Daniel Venables leaves the hype to the experts

Daniel Venables is the Don Deeble sports star nominee for August. Picture Damian Visentini

Daniel Venables is as impressive with his attitude off the field as he is with his football ability on it.

He’s a humble young man even after claiming All-Australian honours at the AFL under-18 national championship and an invitation to the AFL’s draft combine.

Venables has a huge future in the game, touted as a potential first round draft pick later this year. But he’s having nothing to do with the hype.

“I stay away from all that talk, to be honest,” the Taylors Lakes resident says. “You never know what’s going to happen until draft night. I don’t even know if I’ll get picked up, so I’ll wait and see and take it as it comes.”

Venables has let his football do the talking.

He’s a star rotating between midfield and up forward for the Western Jets in the TAC Cup, and his impact was profound in helping Vic Metro become national champions.

The AFL recruiters wanted to see more of Venables, with five or more teams inviting him to test at the draft combine, but an ill-timed foot injury has somewhat dampened that prospect.

Venables is hobbled in a moon boot for six weeks and the remainder of his season is a wipe-out, meaning the physical aspects of testing at the combine won’t be completed.

Any question marks over Venables’ physical capabilities were put to rest while playing for Vic Metro as he burrowed into packs with force and used his strength over the ball as a weapon.

He played his first TAC Cup game at the age of 15, so the recruiters would have enough of a sample to reference before the draft.

Just getting the call-up to the draft combine was a proud moment.

“I guess it was a goal at the start of the year to get invited to it so it’s good that it’s ticked off now and I’m looking forward to it,” Venables says. “I’m not actually going to physically test at the combine, which is disappointing, but I still get to go and do the mental testing and the interviews. Hopefully, I’ve put my best foot forward with my football this season.”

Venables has experience in dealing with AFL clubs. Since the Vic Metro induction this season, a number of them have kept tabs on his progress, including visits to the family home.

With a football club’s network of recruiters and ability to source information about a player without going directly to the player himself, there is no point sugar-coating anything in the conversations. “When they come to your house, you talk to them for about an hour and they want to find out who you are,” Venables says. “As long as you’re honest with them, being yourself and not trying to be anyone else, that’s pretty much it.”

In fact, you can’t do much more in your final year of under-age football than go to the national championships and be rated among the top 18 players at the carnival.

Venables puts his progress down to a hard- work ethic and support network.
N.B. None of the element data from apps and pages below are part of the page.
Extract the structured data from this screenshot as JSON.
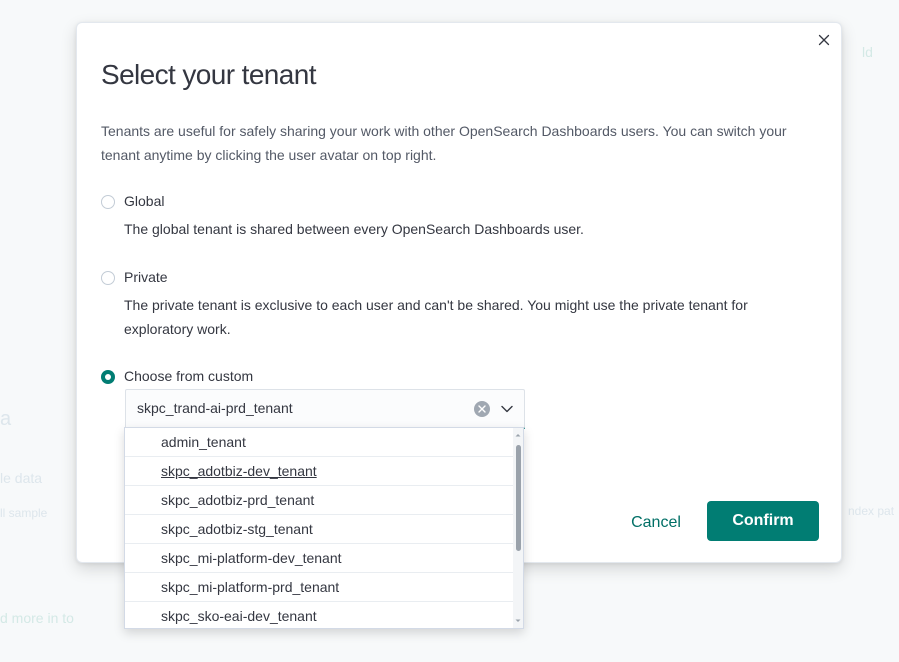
{
  "modal": {
    "title": "Select your tenant",
    "description": "Tenants are useful for safely sharing your work with other OpenSearch Dashboards users. You can switch your tenant anytime by clicking the user avatar on top right.",
    "close_icon": "close-icon"
  },
  "options": {
    "global": {
      "label": "Global",
      "help": "The global tenant is shared between every OpenSearch Dashboards user.",
      "selected": false
    },
    "private": {
      "label": "Private",
      "help": "The private tenant is exclusive to each user and can't be shared. You might use the private tenant for exploratory work.",
      "selected": false
    },
    "custom": {
      "label": "Choose from custom",
      "selected": true
    }
  },
  "combo": {
    "value": "skpc_trand-ai-prd_tenant",
    "clear_icon": "clear-icon",
    "arrow_icon": "chevron-down-icon"
  },
  "dropdown": {
    "items": [
      "admin_tenant",
      "skpc_adotbiz-dev_tenant",
      "skpc_adotbiz-prd_tenant",
      "skpc_adotbiz-stg_tenant",
      "skpc_mi-platform-dev_tenant",
      "skpc_mi-platform-prd_tenant",
      "skpc_sko-eai-dev_tenant"
    ],
    "hovered_item": "skpc_adotbiz-dev_tenant"
  },
  "buttons": {
    "cancel_label": "Cancel",
    "confirm_label": "Confirm"
  },
  "colors": {
    "accent": "#017d73",
    "text": "#343741",
    "subdued_text": "#535966"
  }
}
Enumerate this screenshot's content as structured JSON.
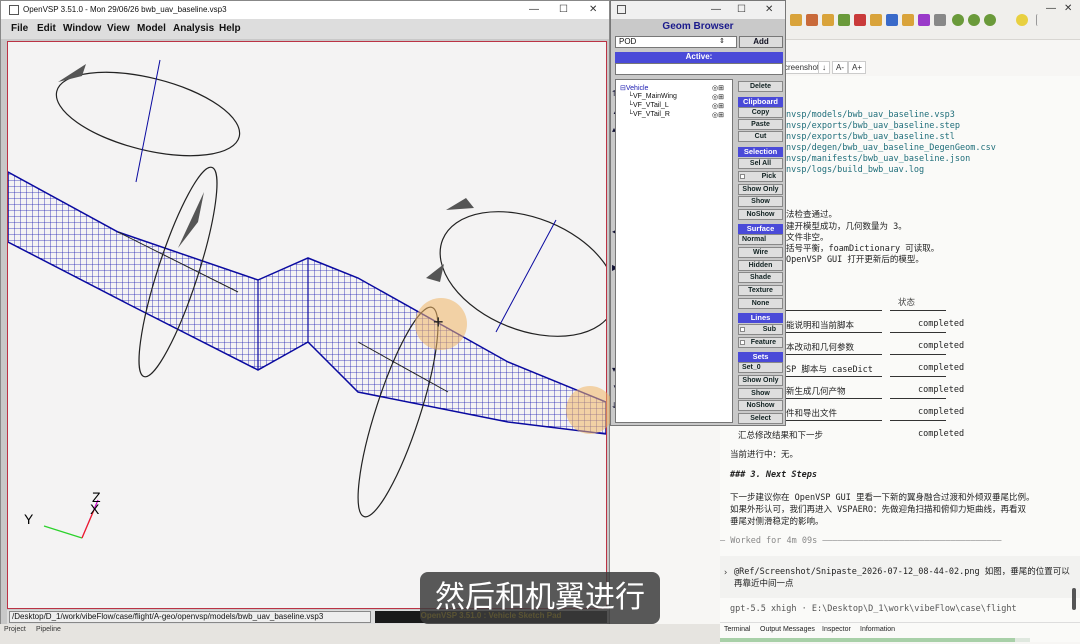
{
  "openvsp": {
    "title": "OpenVSP 3.51.0 - Mon 29/06/26    bwb_uav_baseline.vsp3",
    "menu": [
      "File",
      "Edit",
      "Window",
      "View",
      "Model",
      "Analysis",
      "Help"
    ],
    "status_path": "/Desktop/D_1/work/vibeFlow/case/flight/A-geo/openvsp/models/bwb_uav_baseline.vsp3",
    "status_right": "OpenVSP 3.51.0 : Vehicle Sketch Pad",
    "axes": {
      "y": "Y",
      "z": "Z",
      "x": "X"
    }
  },
  "geom_browser": {
    "title": "Geom Browser",
    "type_value": "POD",
    "add_label": "Add",
    "active_label": "Active:",
    "tree": [
      {
        "label": "Vehicle"
      },
      {
        "label": "VF_MainWing"
      },
      {
        "label": "VF_VTail_L"
      },
      {
        "label": "VF_VTail_R"
      }
    ],
    "buttons": {
      "delete": "Delete",
      "clipboard": "Clipboard",
      "copy": "Copy",
      "paste": "Paste",
      "cut": "Cut",
      "selection": "Selection",
      "sel_all": "Sel All",
      "pick": "Pick",
      "show_only": "Show Only",
      "show": "Show",
      "noshow": "NoShow",
      "surface": "Surface",
      "normal": "Normal",
      "wire": "Wire",
      "hidden": "Hidden",
      "shade": "Shade",
      "texture": "Texture",
      "none": "None",
      "lines": "Lines",
      "sub": "Sub",
      "feature": "Feature",
      "sets": "Sets",
      "set0": "Set_0",
      "show_only2": "Show Only",
      "show2": "Show",
      "noshow2": "NoShow",
      "select": "Select"
    }
  },
  "terminal": {
    "subtoolbar": [
      "creenshot",
      "↓",
      "A-",
      "A+"
    ],
    "paths": [
      "nvsp/models/bwb_uav_baseline.vsp3",
      "nvsp/exports/bwb_uav_baseline.step",
      "nvsp/exports/bwb_uav_baseline.stl",
      "nvsp/degen/bwb_uav_baseline_DegenGeom.csv",
      "nvsp/manifests/bwb_uav_baseline.json",
      "nvsp/logs/build_bwb_uav.log"
    ],
    "lines": [
      "法检查通过。",
      "建开模型成功，几何数量为 3。",
      "文件非空。",
      "括号平衡，foamDictionary 可读取。",
      "OpenVSP GUI 打开更新后的模型。"
    ],
    "status_header": "状态",
    "tasks": [
      {
        "name": "能说明和当前脚本",
        "status": "completed"
      },
      {
        "name": "本改动和几何参数",
        "status": "completed"
      },
      {
        "name": "SP 脚本与 caseDict",
        "status": "completed"
      },
      {
        "name": "新生成几何产物",
        "status": "completed"
      },
      {
        "name": "件和导出文件",
        "status": "completed"
      },
      {
        "name": "汇总修改结果和下一步",
        "status": "completed"
      }
    ],
    "current": "当前进行中：无。",
    "next_heading": "### 3. Next Steps",
    "next_body": [
      "下一步建议你在 OpenVSP GUI 里看一下新的翼身融合过渡和外倾双垂尾比例。",
      "如果外形认可，我们再进入 VSPAERO：先做迎角扫描和俯仰力矩曲线，再看双",
      "垂尾对侧滑稳定的影响。"
    ],
    "worked": "— Worked for 4m 09s ———————————————————————————————————",
    "message": "@Ref/Screenshot/Snipaste_2026-07-12_08-44-02.png 如图，垂尾的位置可以再靠近中间一点",
    "footer": "gpt-5.5 xhigh · E:\\Desktop\\D_1\\work\\vibeFlow\\case\\flight",
    "tabs": [
      "Terminal",
      "Output Messages",
      "Inspector",
      "Information"
    ]
  },
  "bottom_tabs": [
    "Project",
    "Pipeline"
  ],
  "subtitle": "然后和机翼进行"
}
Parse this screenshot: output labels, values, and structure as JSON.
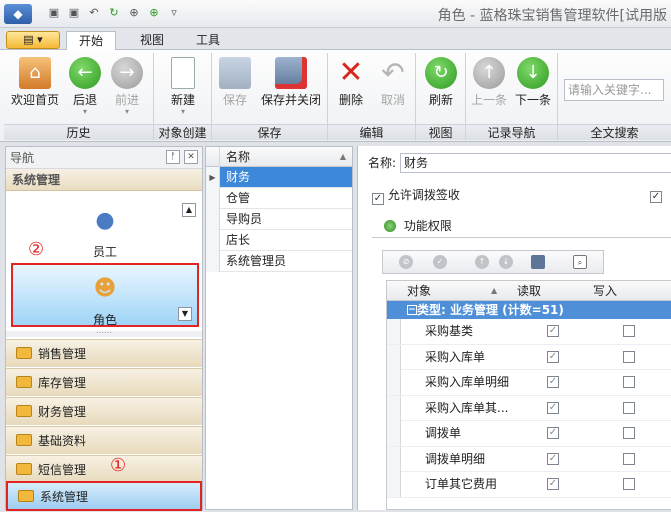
{
  "window": {
    "title": "角色 - 蓝格珠宝销售管理软件[试用版"
  },
  "ribbon": {
    "tabs": [
      "开始",
      "视图",
      "工具"
    ],
    "groups": {
      "history": "历史",
      "object_create": "对象创建",
      "save": "保存",
      "edit": "编辑",
      "view": "视图",
      "record_nav": "记录导航",
      "fulltext": "全文搜索"
    },
    "buttons": {
      "home": "欢迎首页",
      "back": "后退",
      "forward": "前进",
      "new": "新建",
      "save": "保存",
      "save_close": "保存并关闭",
      "delete": "删除",
      "cancel": "取消",
      "refresh": "刷新",
      "prev": "上一条",
      "next": "下一条"
    },
    "search_placeholder": "请输入关键字..."
  },
  "nav": {
    "title": "导航",
    "group_title": "系统管理",
    "items": [
      {
        "label": "员工",
        "icon": "user-icon"
      },
      {
        "label": "角色",
        "icon": "role-icon"
      }
    ],
    "annotations": [
      "②",
      "①"
    ],
    "categories": [
      "销售管理",
      "库存管理",
      "财务管理",
      "基础资料",
      "短信管理",
      "系统管理"
    ],
    "active_category": "系统管理"
  },
  "list": {
    "header": "名称",
    "rows": [
      "财务",
      "仓管",
      "导购员",
      "店长",
      "系统管理员"
    ],
    "selected": "财务"
  },
  "detail": {
    "name_label": "名称:",
    "name_value": "财务",
    "allow_transfer_label": "允许调拨签收",
    "allow_transfer_checked": true,
    "perm_tab": "功能权限",
    "grid": {
      "columns": [
        "对象",
        "读取",
        "写入"
      ],
      "group_label": "类型: 业务管理 (计数=51)",
      "rows": [
        {
          "object": "采购基类",
          "read": true,
          "write": false
        },
        {
          "object": "采购入库单",
          "read": true,
          "write": false
        },
        {
          "object": "采购入库单明细",
          "read": true,
          "write": false
        },
        {
          "object": "采购入库单其...",
          "read": true,
          "write": false
        },
        {
          "object": "调拨单",
          "read": true,
          "write": false
        },
        {
          "object": "调拨单明细",
          "read": true,
          "write": false
        },
        {
          "object": "订单其它费用",
          "read": true,
          "write": false
        }
      ]
    }
  }
}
His mum and dad are there for him through thick and thin, and he has good sounding boards in Penleigh and Essendon Grammar School links Ken Fletcher and John Nicholis and Western Jets region manager Shane Sexton and coach Torin Baker.

“I know that when you put the hard work in and dedicate yourself, you get the rewards and the footy gods look after you,” Venables said.

“I got a running coach and extra gym sessions.

“I’ve done everything I possibly can [from a playing standpoint].”

Venables was nurtured through his junior years by the Keilor Football Club.

He is immensely proud of his time in the red, white and blue and still regularly watches the club’s senior games in the EDFL on Saturday afternoons when his Jets commitments permit.

“I played at Keilor since under 10s,” he said. “Growing up, it’s always been a strong club and I’m still going to all the senior games now.”

Venables is the latest in a long line of young stars developed by the coaches at Keilor.

He recalls watching in awe the likes of Nick O’Kearney, Jayden Laverde, Corey Ellis, Damian Cavka and Paul Ahern before they landed AFL contracts.

“I remember watching them dominate,” Venables said. “We’re all mates now, so it’s a good culture down there and there’s so many good blokes. You can go down and have a laugh with all your mates when you’re watching the seniors. It’s a good football club and a good family club.”

Venables is the monthly nominee for the Don Deeble Rising Star Award.

The award is run by Sunshine Western Region Sports Club and Star Weekly.

Venables will receive $1000 donated by the Yarraville Club Cricket Club and other prizes to assist in his sporting goals.

The award recognises young athletes in the western suburbs who have achieved outstanding results at a state and/or national level.